### Work order
Your task is to filter the data below down to the lines holding "value".

### Material shown
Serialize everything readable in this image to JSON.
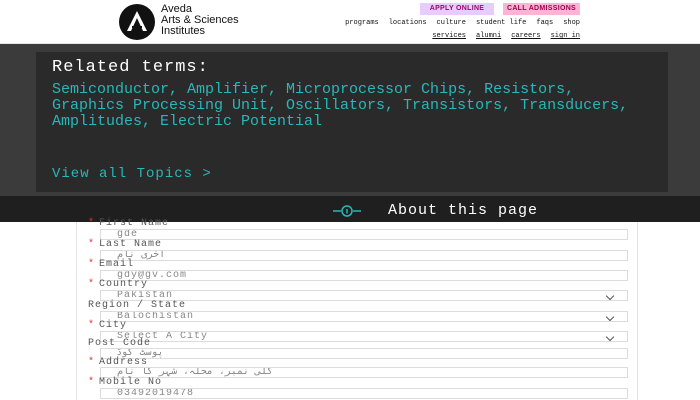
{
  "brand": {
    "line1": "Aveda",
    "line2": "Arts & Sciences",
    "line3": "Institutes",
    "logo_icon": "aveda-logo-icon"
  },
  "header": {
    "apply_label": "APPLY ONLINE",
    "call_label": "CALL ADMISSIONS",
    "nav_primary": [
      "programs",
      "locations",
      "culture",
      "student life",
      "faqs",
      "shop"
    ],
    "nav_secondary": [
      "services",
      "alumni",
      "careers",
      "sign in"
    ]
  },
  "related": {
    "title": "Related terms:",
    "terms": "Semiconductor, Amplifier, Microprocessor Chips, Resistors, Graphics Processing Unit, Oscillators, Transistors, Transducers, Amplitudes, Electric Potential",
    "view_all": "View all Topics  >",
    "about": "About this page",
    "about_icon": "info-circle-icon"
  },
  "form": {
    "fields": [
      {
        "label": "First Name",
        "value": "gde",
        "required": true
      },
      {
        "label": "Last Name",
        "value": "اخری نام",
        "required": true
      },
      {
        "label": "Email",
        "value": "gdy@gv.com",
        "required": true
      },
      {
        "label": "Country",
        "value": "Pakistan",
        "required": true
      },
      {
        "label": "Region / State",
        "value": "Balochistan",
        "required": false
      },
      {
        "label": "City",
        "value": "Select A City",
        "required": true
      },
      {
        "label": "Post Code",
        "value": "پوسٹ کوڈ",
        "required": false
      },
      {
        "label": "Address",
        "value": "گلی نمبر، محلہ، شہر کا نام",
        "required": true
      },
      {
        "label": "Mobile No",
        "value": "03492019478",
        "required": true
      }
    ]
  },
  "colors": {
    "accent_teal": "#27b8b8",
    "apply_bg": "#e7ccff",
    "call_bg": "#ffb4d3",
    "dark_bg": "#2a2a2a"
  }
}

### Exercise solution
        "value": "gde",
        "value": "اخری نام",
        "value": "gdy@gv.com",
        "value": "Pakistan",
        "value": "Balochistan",
        "value": "Select A City",
        "value": "پوسٹ کوڈ",
        "value": "گلی نمبر، محلہ، شہر کا نام",
        "value": "03492019478",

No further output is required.